The Routledge Handbook of Language and Identity provides a clear and comprehensive survey of the field of language and identity from an applied linguistics perspective. Forty-one chapters are organised into five sections covering: theoretical perspectives informing language and identity studies key issues for researchers doing language and identity studies categories and dimensions of identity identity in language learning contexts and among language learners future directions for language and identity studies in applied linguistics Written by specialists from around the world, each chapter will introduce a topic in language and identity studies, provide a concise and critical survey, in which the importance and relevance to applied linguists is explained and include further reading. The Routledge Handbook of Language and Identity is an essential purchase for advanced undergraduate and postgraduate students of Linguistics, Applied Linguistics and TESOL. Advisory board: David Block (Institució Catalana de Recerca i Estudis Avançats/ Universitat de Lleida, Spain); John Joseph (University of Edinburgh); Bonny Norton (University of British Colombia, Canada).

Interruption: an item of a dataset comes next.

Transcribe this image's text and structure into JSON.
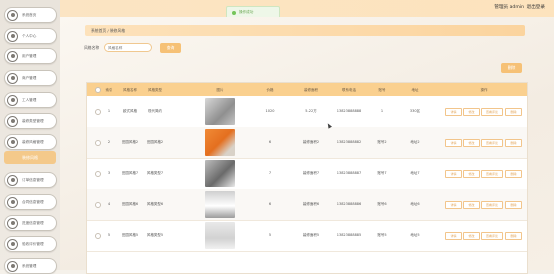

Inspiring Primary Learners offers trainee and qualified teachers high-quality case studies of outstanding practice in contemporary classrooms across the country. Expert authors unravel and reveal the theory and evidence that underpins lessons, helping you make connections with your own practice and understand what ‘excellent’ looks like, within each context, and how it is achieved. Illustrated throughout with interviews, photos, and examples of children’s work, it covers a range of primary subjects and key topics including creating displays, outdoor learning, and developing a reading for pleasure culture. The voice of the practitioner is evident throughout as teachers share their own experience, difficulties, and solutions to ensure that children are inspired by their learning. Written in two parts, the first exemplifies examples of practice for each National Curriculum subject, whilst the second focuses on the wider curriculum and explores issues pertinent to the primary classroom, highlighting important discussions on topics such as: Reading for pleasure Writing for pleasure Creating a dynamic and responsive curriculum Creating inspiring displays Outdoor learning Pedagogy for imagination Relationships and Sex Education This key text shows how, even within the contested space of education, practitioners can inspire their primary learners through teaching with passion and purpose for the empowerment of the children in their class. For all new teachers, it provides advice and ideas for effective and engaging learning experiences across the curriculum.